“If we cannot for the time being bring our guests to the world, let’s bring the world to our guests. Viking.TV is a way for us to continue exploring the world in comfort—from the comfort of our homes,” says Hagen. The concept is simple. Like the TV Guide, their website offers a concise weekly schedule of a variety of programs to watch free of charge. I decided to explore.
“Waterways of the Tsars” is one of the canceled Viking expeditions. The title sounded very dramatic and romantic, so I watched all the programming I could find relating to Russia during the week of July 13. What first caught my eye was architecture.
“There are a few buildings in the world that are central to their country’s history… If only walls could talk.” One such building is the State Hermitage Museum in St. Petersburg, Russia. Viking.TV offers two in-depth, almost 70-minute-long conversations, with experts from the Hermitage: “The Hermitage Revealed” with director Margy Kinmoth and “The Hermitage Museum” with author and mathematician Geraldine Norman.
Twenty-three short videos delving into quirky and informative slices of Russian life led by tour guide Hagen also await. “At Home in Uglich” takes you to a small town along the Volga River into Babushka Nadia’s rural home for a home-cooked meal. In “Russian Superstitions” idiosyncratic popular culture is the focus. You learn that consuming a lilac with five petals will bring you good luck and touching the griffin’s paw on the Bank Bridge in St. Petersburg will guarantee good fortune.
“Banya” (like a sauna) portrays a communal endeavor. It includes wearing a whimsical cap and is part spa experience with its use of a honey and salt body scrub to detoxify. Afterward, your body is gently pummeled with water-soaked leafy birch or oak branches to increase circulation—less soothing, but definitely invigorating. It ends with a plunge in the cold lake outside the banya’s door.
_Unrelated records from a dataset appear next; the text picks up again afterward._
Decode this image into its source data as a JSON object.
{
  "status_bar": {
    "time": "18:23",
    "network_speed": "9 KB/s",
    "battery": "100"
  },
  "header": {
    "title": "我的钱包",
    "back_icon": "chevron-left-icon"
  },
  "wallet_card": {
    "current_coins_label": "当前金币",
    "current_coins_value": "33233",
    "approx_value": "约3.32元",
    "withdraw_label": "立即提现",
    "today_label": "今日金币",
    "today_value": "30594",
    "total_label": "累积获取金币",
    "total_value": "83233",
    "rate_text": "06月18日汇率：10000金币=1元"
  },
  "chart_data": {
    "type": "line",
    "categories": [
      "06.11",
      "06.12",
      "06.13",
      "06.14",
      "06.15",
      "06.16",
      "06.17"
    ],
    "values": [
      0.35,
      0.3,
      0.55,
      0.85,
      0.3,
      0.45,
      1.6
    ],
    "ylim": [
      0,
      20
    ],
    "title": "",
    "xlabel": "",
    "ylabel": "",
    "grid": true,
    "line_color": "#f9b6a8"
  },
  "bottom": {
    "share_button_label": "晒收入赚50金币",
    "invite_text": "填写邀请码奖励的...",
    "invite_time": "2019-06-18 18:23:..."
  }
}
Some other intriguing episodes are: “Hermitage Cats,” “The Dacha” (summer home—something that Norwegians can relate to), and “Backstage at the Ballet.” As in a university course, supplemental learning materials are at your fingertips on the weekly schedule page: documentaries, reading lists, filmographies, classical music concerts, and more.
The Viking.TV viewer is gifted the breadth and depth of what Viking provides to travelers. It is an introduction, a taste of what the company delivers. There is no hyperbole in Viking’s statement, “No one can share Russia with you like we can.”
But these are only the Russian components of the Viking.TV website; there are many others. From the same week, there is a video conversation with polar photographer Camille Seaman, a yoga session to heal body and mind, and an exploration of UNESCO World Heritage sites. New programming is added weekly.
Although Viking’s cruises are geared for adults and only allow children 12 and older, there is a section called “Children’s World.” Instead of Dora the Explorer, the mascot is Finse the dog, whose full name is Queen of Snoreway Ninkompoop Finse Daisy Dunsmere, born in 2012 at Highclere Castle of Downton Abbey fame. Finse loves to travel. She teaches geography, culture, and customs by means of books, videos, quizzes, and even an artistic challenge.
In the end, there is nothing like travel to explore, learn, and grow, but this pandemic has eliminated these experiences for us. The earthy taste of rich burgundy borscht as you are surrounded by the cacophony of church bells from St. Basil’s or the scents from a Russian lilac or a birch forest after the rain simply must be experienced in Russia, not in front of a computer screen.
But while Viking.TV cannot replicate person-to-person firsthand experiences, it opens a spectacular entry into such places with its stunning visuals and knowledgeable guides, taking you behind and beyond the tourist curtain.
“The Viking guest is traveling to learn… traveling to connect,” declares Viking. If you want to savor a culture and yearn for a behind-the-scenes touristic visit, while you dream of fascinating journeys in the future, Viking.TV leads the way.
This article originally appeared in the Sept. 4, 2020, issue of The Norwegian American.